Maria had landed in Calcutta on the morning of October 23 along with a group of about 12 tourists. Maria and her friends from Netherlands were on their way to visit Sikkim and other north-east states after which they would go to Bhutan. A first-time visitor to India and Calcutta, Maria’s first experience of the city included getting caught in the middle of the Durga Puja Carnival on Red Road. With no knowledge or information about Durga Puja, Maria and her friends were dragged to the Carnival by their tour guide in the afternoon. “We didn’t know anything about this carnival or what it was about. Someone told me that this is the biggest festival here,” said Maria. Perry Koen from Germany was also taken aback by the chaos and confusion on the road. He made a video of cars passing in hundreds on Park Street to share with his friends back in Germany. “For you this may be normal, buts its unusual for us. We are not used to seeing so much congestion and confusion on the roads in Germany.” Perry, too, had landed in Calcutta on the morning of October 23 and was one among the handful of tourists seated in the foreign delegates enclosure at the carnival. Like Maria, Perry was also going to travel to the northeast and Bhutan.

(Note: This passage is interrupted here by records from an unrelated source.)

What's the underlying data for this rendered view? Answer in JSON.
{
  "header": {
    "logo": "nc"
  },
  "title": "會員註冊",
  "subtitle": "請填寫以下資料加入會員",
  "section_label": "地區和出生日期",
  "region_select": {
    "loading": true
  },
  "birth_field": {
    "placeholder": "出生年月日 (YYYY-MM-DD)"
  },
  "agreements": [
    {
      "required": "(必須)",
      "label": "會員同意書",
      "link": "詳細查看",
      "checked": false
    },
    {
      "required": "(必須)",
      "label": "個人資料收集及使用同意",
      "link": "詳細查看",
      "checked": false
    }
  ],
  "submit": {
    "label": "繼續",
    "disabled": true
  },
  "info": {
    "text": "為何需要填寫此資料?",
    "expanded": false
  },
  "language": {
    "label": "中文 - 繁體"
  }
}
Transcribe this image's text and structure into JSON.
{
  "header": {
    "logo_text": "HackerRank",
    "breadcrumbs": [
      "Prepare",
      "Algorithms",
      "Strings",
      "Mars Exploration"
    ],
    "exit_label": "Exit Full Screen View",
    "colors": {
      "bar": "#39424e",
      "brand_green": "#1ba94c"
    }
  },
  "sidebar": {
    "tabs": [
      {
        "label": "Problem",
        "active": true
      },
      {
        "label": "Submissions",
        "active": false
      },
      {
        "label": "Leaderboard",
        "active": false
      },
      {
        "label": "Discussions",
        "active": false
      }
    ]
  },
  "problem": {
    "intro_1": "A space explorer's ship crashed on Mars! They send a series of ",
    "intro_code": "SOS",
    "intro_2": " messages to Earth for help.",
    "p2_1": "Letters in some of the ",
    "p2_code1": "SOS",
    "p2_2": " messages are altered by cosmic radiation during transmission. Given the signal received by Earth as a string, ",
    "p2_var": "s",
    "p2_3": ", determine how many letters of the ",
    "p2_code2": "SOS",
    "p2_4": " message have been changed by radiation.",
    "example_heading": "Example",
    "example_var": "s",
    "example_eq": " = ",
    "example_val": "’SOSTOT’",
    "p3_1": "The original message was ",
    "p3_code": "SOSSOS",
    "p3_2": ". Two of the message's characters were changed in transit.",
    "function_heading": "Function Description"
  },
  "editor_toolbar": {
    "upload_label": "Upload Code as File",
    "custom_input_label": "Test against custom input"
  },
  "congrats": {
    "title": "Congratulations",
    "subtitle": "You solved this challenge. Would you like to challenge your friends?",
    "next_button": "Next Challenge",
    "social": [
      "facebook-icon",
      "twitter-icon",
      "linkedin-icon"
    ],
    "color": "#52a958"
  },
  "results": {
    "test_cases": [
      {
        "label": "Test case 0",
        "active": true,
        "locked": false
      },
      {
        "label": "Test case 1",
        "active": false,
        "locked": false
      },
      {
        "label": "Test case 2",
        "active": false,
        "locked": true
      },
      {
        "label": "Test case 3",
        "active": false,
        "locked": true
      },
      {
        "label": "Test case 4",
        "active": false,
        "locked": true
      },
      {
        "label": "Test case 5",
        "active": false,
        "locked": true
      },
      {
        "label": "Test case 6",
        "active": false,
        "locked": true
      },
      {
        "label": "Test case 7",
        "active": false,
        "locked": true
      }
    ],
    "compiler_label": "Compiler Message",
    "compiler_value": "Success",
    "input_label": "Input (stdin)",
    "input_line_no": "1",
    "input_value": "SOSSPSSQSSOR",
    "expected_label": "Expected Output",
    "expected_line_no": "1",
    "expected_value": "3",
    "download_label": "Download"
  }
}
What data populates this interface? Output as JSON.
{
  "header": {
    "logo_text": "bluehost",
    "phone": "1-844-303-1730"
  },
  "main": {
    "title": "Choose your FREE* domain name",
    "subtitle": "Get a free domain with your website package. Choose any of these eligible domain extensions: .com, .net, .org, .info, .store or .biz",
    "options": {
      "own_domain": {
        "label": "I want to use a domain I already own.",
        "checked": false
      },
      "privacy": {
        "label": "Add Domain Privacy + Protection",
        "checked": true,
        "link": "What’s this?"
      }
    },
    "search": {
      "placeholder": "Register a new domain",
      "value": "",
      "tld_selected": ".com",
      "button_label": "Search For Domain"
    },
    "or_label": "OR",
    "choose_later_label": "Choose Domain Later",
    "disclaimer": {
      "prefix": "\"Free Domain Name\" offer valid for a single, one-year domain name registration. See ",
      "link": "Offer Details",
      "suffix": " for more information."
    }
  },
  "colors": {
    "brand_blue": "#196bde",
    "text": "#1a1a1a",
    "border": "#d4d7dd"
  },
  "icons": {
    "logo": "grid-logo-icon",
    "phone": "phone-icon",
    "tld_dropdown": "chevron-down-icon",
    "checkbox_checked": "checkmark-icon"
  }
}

The pavilion reserved for foreign delegates at the Durga Puja Carnival had only a handful of visitors seated there. Amazingly, several local people were seen sneaking into the pavilion and taking a seat at the back. The tourists, on the other hand, had no clue of what was going on in front of them. They could only appreciate some of the works of art and too pictures. They only surmised that this was some sort of festival being celebrated.
The Durga Puja Carnival organised by the West Bengal government was initiated to supposedly take Bengal’s biggest festival to the world. However, the message was lost somewhere in the crowd and noise. While the tourists are being allotted a special pavilion to sit in, they do not get a good view of whatever is happening. Unlike the Republic Day or Independence Day parades, the carnival processions walk the entire stretch of Red Road and put up a short performance in right in front of the CM’s podium. So, while Chief Minister Mamata Banerjee has a good view, the actual guests of our country are being left out of all the fun. Although there are screens put up at various spots, the experience of a live performance is lost, as also the opportunity of taking good pictures. Eventually, even before half the programme was over, a large group of tourists left the venue.
Those who have idea about Indian culture, were pleased to see the riot of colours, but they lost interest soon as was evident from their faces. Rolf Lindesay from the Caribbean Islands, was in Calcutta with his wife and three daughters for the first time. Although he loved the colourful extravaganza, he seemed to lose interest soon as the crowd in front of the enclosure could hardly make things visible. However, like many others, Rolf, too, thought that this was the festival.
Although the carnival was a success from the point of view of the government, a lot of misinformation was conveyed to the world. Tourists left Calcutta thinking that Durga Puja is actually just a parade of dolls in different shapes and forms along with dancing and music. The religious, cultural and traditional concept of the festival was lost as guests were not briefed about the festival. Little did they know that the actual festival was over four days ago and this was just the closing event.
Baptiste, a young chap from France enjoyed the music and the sound of dhak. “The day I landed in Calcutta, I saw huge trucks carrying idols to the river and being immersed. At first I was a little disarrayed because I could not find my way out of the traffic and found it difficult to go from one place to another. Later, however, I enjoyed the music and dancing,” said the jolly Frenchman.